WHAT THIS TASK INVOLVES: The answer must be an exact copy of the records, with no pictures in it.

Stored items:
--*--
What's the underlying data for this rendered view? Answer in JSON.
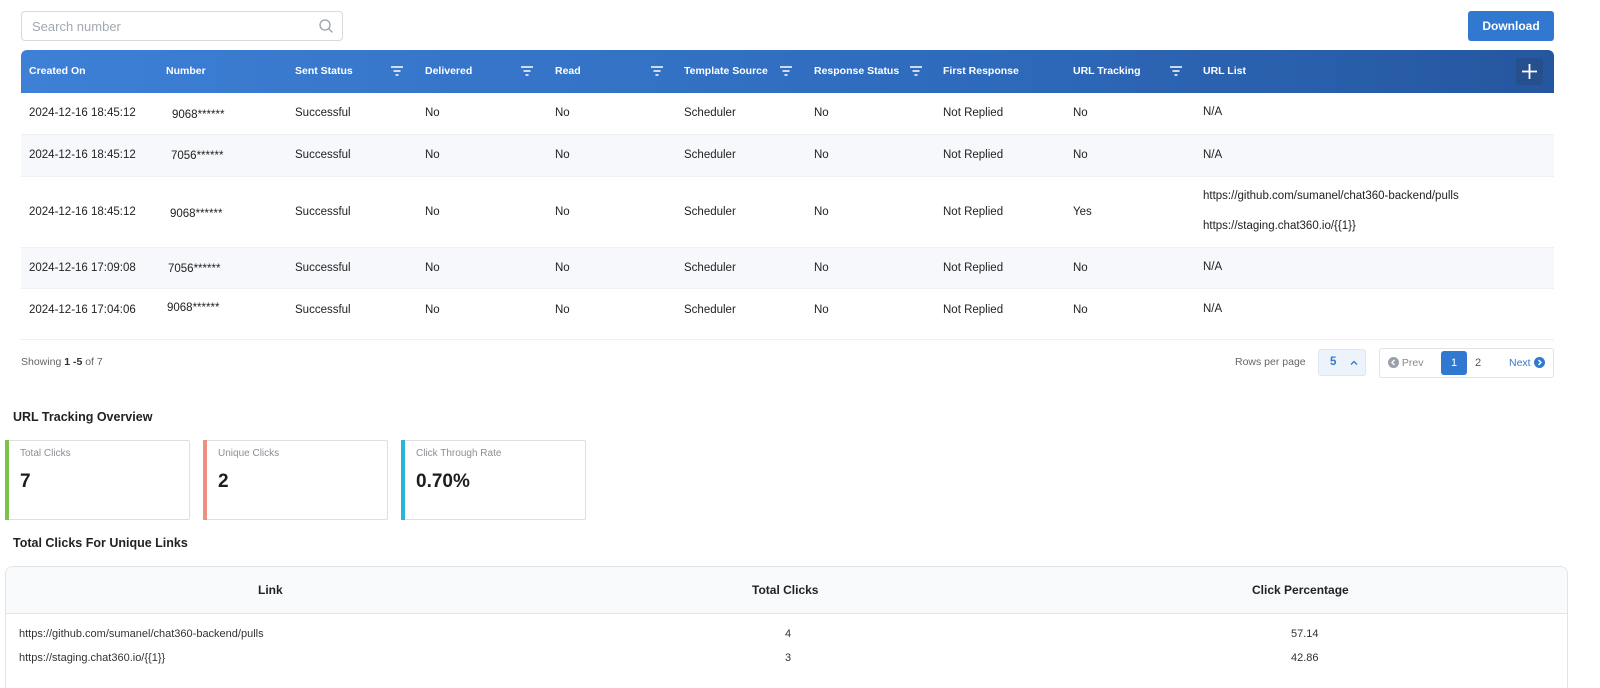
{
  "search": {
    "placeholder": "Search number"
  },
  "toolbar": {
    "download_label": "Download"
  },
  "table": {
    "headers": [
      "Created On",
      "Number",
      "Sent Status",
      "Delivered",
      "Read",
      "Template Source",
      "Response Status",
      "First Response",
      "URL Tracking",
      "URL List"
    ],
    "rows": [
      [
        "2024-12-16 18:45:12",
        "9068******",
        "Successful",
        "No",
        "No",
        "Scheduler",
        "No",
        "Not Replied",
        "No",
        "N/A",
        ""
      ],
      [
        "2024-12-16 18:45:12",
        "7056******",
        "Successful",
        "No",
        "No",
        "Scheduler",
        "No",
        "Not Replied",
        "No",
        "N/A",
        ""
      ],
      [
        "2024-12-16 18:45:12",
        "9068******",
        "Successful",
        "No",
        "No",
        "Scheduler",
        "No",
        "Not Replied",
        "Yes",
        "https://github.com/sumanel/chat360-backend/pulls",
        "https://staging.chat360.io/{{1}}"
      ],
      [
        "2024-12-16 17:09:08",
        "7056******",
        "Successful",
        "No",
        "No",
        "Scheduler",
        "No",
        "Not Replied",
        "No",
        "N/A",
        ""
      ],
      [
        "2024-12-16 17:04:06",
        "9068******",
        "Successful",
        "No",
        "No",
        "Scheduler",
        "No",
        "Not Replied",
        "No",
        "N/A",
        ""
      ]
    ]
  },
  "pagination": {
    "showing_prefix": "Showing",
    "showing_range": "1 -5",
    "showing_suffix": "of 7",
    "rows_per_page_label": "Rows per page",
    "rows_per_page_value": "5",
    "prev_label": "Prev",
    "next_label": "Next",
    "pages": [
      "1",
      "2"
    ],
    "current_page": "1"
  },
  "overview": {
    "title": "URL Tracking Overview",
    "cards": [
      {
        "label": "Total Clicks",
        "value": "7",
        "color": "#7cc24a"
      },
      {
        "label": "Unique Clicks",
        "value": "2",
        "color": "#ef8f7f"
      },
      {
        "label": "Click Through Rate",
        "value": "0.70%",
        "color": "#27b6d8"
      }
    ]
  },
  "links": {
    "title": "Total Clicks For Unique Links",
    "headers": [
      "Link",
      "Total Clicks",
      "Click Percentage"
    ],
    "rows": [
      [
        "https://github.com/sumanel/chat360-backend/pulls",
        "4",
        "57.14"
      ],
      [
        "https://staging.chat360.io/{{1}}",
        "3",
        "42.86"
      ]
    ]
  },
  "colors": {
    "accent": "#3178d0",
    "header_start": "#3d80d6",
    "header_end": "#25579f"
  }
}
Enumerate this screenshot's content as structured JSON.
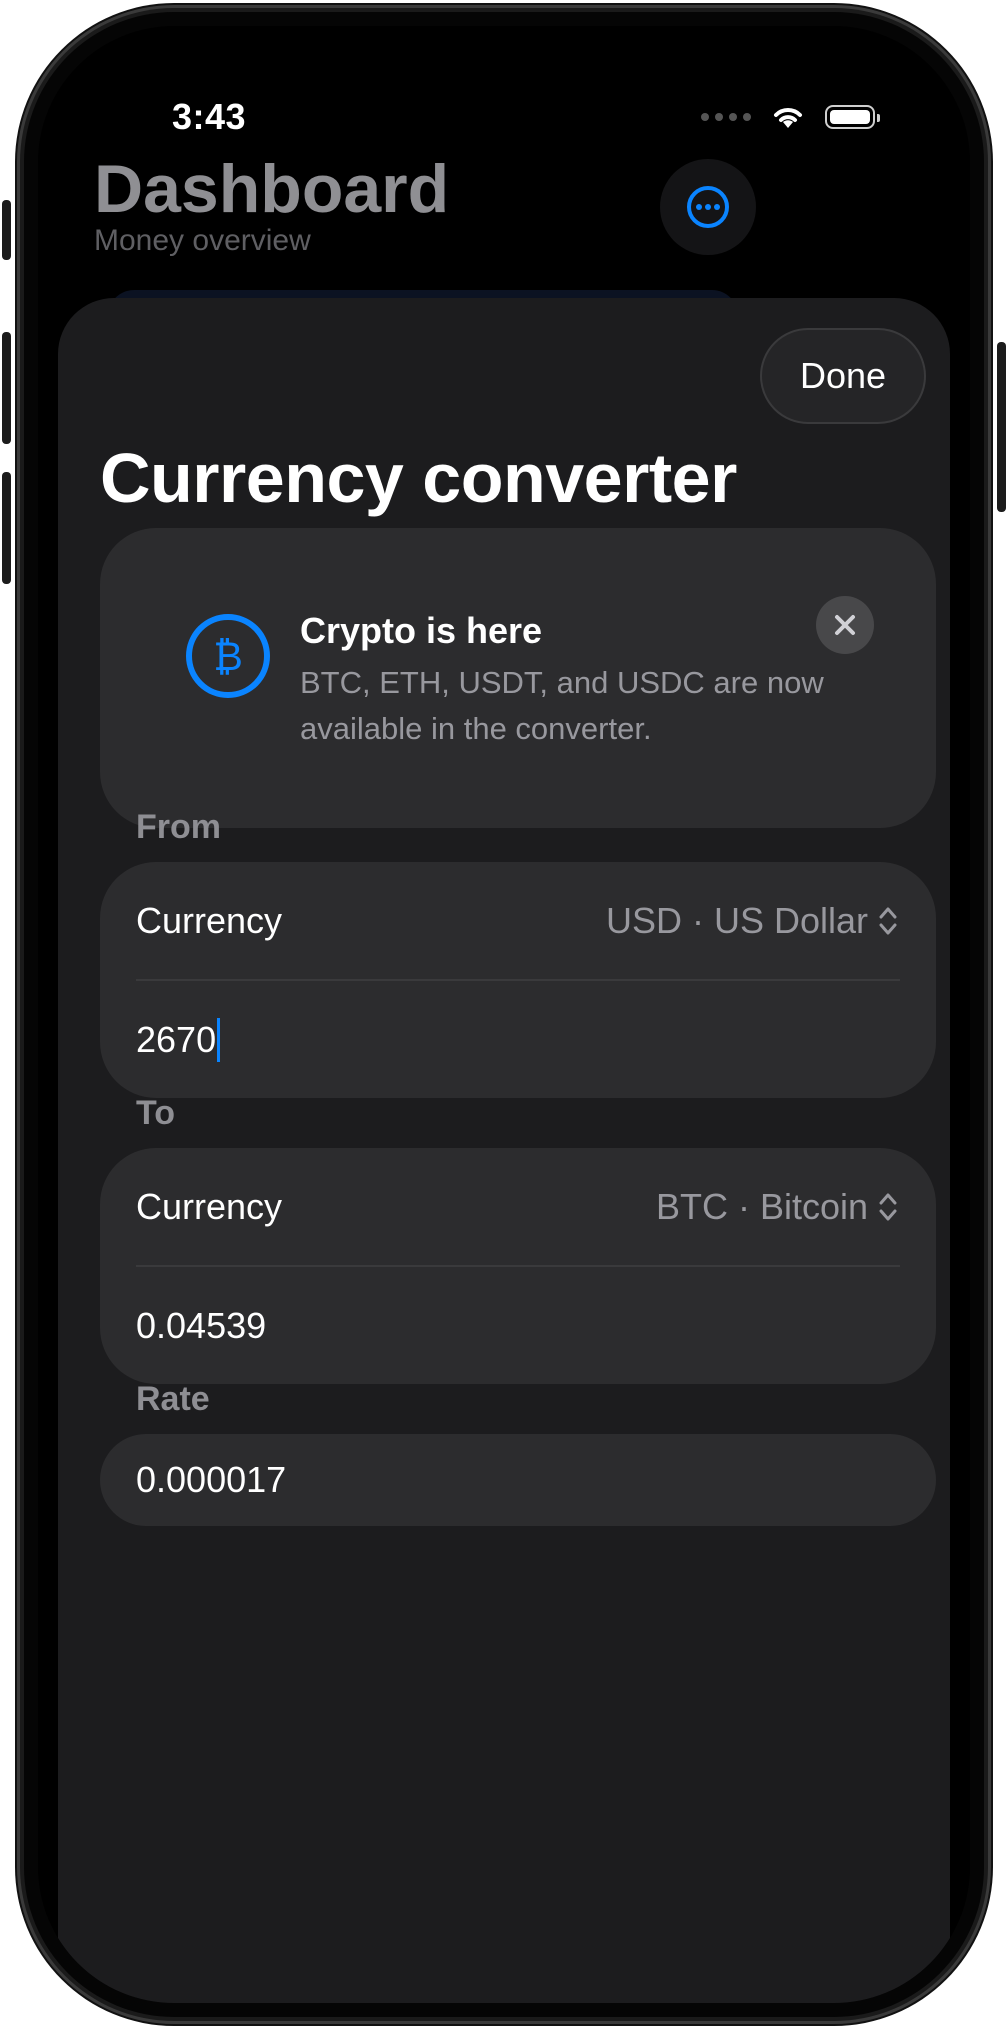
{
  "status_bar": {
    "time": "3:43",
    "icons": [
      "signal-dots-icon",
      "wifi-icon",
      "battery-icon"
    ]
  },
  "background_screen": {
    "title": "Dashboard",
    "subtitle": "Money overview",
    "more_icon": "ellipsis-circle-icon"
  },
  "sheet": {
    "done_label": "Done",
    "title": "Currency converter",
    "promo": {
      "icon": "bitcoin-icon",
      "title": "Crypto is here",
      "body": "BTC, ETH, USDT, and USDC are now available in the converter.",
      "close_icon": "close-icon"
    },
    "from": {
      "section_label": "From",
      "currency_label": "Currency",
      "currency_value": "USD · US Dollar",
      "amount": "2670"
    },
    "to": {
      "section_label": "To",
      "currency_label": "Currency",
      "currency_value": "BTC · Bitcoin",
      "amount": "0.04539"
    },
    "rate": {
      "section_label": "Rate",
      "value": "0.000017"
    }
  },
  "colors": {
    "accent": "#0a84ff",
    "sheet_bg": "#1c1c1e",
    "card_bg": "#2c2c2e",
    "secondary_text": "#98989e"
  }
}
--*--
ANSWER SECTION:
What's the underlying data for this rendered view? Answer in JSON.
{
  "search": {
    "placeholder": "Search number"
  },
  "toolbar": {
    "download_label": "Download"
  },
  "table": {
    "headers": [
      "Created On",
      "Number",
      "Sent Status",
      "Delivered",
      "Read",
      "Template Source",
      "Response Status",
      "First Response",
      "URL Tracking",
      "URL List"
    ],
    "rows": [
      [
        "2024-12-16 18:45:12",
        "9068******",
        "Successful",
        "No",
        "No",
        "Scheduler",
        "No",
        "Not Replied",
        "No",
        "N/A",
        ""
      ],
      [
        "2024-12-16 18:45:12",
        "7056******",
        "Successful",
        "No",
        "No",
        "Scheduler",
        "No",
        "Not Replied",
        "No",
        "N/A",
        ""
      ],
      [
        "2024-12-16 18:45:12",
        "9068******",
        "Successful",
        "No",
        "No",
        "Scheduler",
        "No",
        "Not Replied",
        "Yes",
        "https://github.com/sumanel/chat360-backend/pulls",
        "https://staging.chat360.io/{{1}}"
      ],
      [
        "2024-12-16 17:09:08",
        "7056******",
        "Successful",
        "No",
        "No",
        "Scheduler",
        "No",
        "Not Replied",
        "No",
        "N/A",
        ""
      ],
      [
        "2024-12-16 17:04:06",
        "9068******",
        "Successful",
        "No",
        "No",
        "Scheduler",
        "No",
        "Not Replied",
        "No",
        "N/A",
        ""
      ]
    ]
  },
  "pagination": {
    "showing_prefix": "Showing",
    "showing_range": "1 -5",
    "showing_suffix": "of 7",
    "rows_per_page_label": "Rows per page",
    "rows_per_page_value": "5",
    "prev_label": "Prev",
    "next_label": "Next",
    "pages": [
      "1",
      "2"
    ],
    "current_page": "1"
  },
  "overview": {
    "title": "URL Tracking Overview",
    "cards": [
      {
        "label": "Total Clicks",
        "value": "7",
        "color": "#7cc24a"
      },
      {
        "label": "Unique Clicks",
        "value": "2",
        "color": "#ef8f7f"
      },
      {
        "label": "Click Through Rate",
        "value": "0.70%",
        "color": "#27b6d8"
      }
    ]
  },
  "links": {
    "title": "Total Clicks For Unique Links",
    "headers": [
      "Link",
      "Total Clicks",
      "Click Percentage"
    ],
    "rows": [
      [
        "https://github.com/sumanel/chat360-backend/pulls",
        "4",
        "57.14"
      ],
      [
        "https://staging.chat360.io/{{1}}",
        "3",
        "42.86"
      ]
    ]
  },
  "colors": {
    "accent": "#3178d0",
    "header_start": "#3d80d6",
    "header_end": "#25579f"
  }
}
Enumerate this screenshot's content as structured JSON.
{
  "status_bar": {
    "time": "3:43",
    "icons": [
      "signal-dots-icon",
      "wifi-icon",
      "battery-icon"
    ]
  },
  "background_screen": {
    "title": "Dashboard",
    "subtitle": "Money overview",
    "more_icon": "ellipsis-circle-icon"
  },
  "sheet": {
    "done_label": "Done",
    "title": "Currency converter",
    "promo": {
      "icon": "bitcoin-icon",
      "title": "Crypto is here",
      "body": "BTC, ETH, USDT, and USDC are now available in the converter.",
      "close_icon": "close-icon"
    },
    "from": {
      "section_label": "From",
      "currency_label": "Currency",
      "currency_value": "USD · US Dollar",
      "amount": "2670"
    },
    "to": {
      "section_label": "To",
      "currency_label": "Currency",
      "currency_value": "BTC · Bitcoin",
      "amount": "0.04539"
    },
    "rate": {
      "section_label": "Rate",
      "value": "0.000017"
    }
  },
  "colors": {
    "accent": "#0a84ff",
    "sheet_bg": "#1c1c1e",
    "card_bg": "#2c2c2e",
    "secondary_text": "#98989e"
  }
}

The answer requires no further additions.